She also tucks a hybrid club cover under her right armpit to stay more connected. If it drops to the ground, she knows her swing is laid off. “It provides instant feedback,” she said, if her swing gets “too armsy.” Keeping the head cover in place throughout the shot grooves the sensation of continuing to rotate through the shot and keeps the arms passive.
Getting weight to the right side
The step drill is designed to load the right side and counter a habit of staying on her left side. Brooks will lift her left leg off the ground during transition and step to the right on her backswing (picture No. 2, right).
Sometimes she gets hung up on her left side and won’t get fully loaded, or she’ll transition too quickly to her left side,” her father said. “The result is she’ll spin out and push or sometimes pull it.”
Brooks uses this drill in her warmup but also incorporates it into her pre-shot routine from time to time, including during last summer’s U.S. Women’s Amateur.
Stick it close to learn green speed

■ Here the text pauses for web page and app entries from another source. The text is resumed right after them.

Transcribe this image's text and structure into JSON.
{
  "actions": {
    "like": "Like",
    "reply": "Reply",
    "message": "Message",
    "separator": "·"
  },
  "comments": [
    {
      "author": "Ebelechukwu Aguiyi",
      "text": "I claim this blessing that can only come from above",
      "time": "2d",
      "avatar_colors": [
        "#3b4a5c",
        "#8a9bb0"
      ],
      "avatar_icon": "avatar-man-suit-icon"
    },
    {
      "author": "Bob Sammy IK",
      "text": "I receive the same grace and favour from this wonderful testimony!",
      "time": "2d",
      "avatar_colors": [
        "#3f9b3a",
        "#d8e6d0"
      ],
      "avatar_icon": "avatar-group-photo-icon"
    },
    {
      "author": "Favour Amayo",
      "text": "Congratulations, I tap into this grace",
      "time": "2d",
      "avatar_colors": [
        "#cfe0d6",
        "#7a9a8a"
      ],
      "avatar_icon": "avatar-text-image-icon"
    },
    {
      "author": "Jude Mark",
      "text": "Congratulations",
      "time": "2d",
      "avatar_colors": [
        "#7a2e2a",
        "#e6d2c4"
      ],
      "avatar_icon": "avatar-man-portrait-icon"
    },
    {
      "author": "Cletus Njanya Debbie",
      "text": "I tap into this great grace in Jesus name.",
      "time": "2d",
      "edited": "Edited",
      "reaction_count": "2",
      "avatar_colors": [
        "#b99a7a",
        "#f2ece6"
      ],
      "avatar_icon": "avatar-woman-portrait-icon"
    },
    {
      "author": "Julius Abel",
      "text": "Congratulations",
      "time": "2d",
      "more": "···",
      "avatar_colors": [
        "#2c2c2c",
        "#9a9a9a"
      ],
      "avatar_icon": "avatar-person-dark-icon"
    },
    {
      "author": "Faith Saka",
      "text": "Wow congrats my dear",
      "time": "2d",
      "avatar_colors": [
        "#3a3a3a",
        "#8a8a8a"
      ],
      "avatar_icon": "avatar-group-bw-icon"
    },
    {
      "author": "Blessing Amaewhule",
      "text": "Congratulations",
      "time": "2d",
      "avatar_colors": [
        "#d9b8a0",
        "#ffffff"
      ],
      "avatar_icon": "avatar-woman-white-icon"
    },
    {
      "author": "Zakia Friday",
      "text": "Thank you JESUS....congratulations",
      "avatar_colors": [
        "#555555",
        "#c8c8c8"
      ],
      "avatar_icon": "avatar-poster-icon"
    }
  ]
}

Brooks always putts to a tee before a tournament round. “I think it sharpens my focus,” she said.
One of her go-to drills on a new course is to calibrate the green speed. To do so, she places an alignment stick about 18 inches behind a hole. Putting from 30 feet, she will focus on lagging the ball to the hole rather than making the putt (far left). Each putt must reach the front of the lip or stop short of the stick (inset, left). She earns one point for doing so and two points for making a putt. The goal is to get to 10 points, but if she hits one putt short of the mark or that jumps over or rolls past the stick (it can touch, but can’t go over it), she has to start over.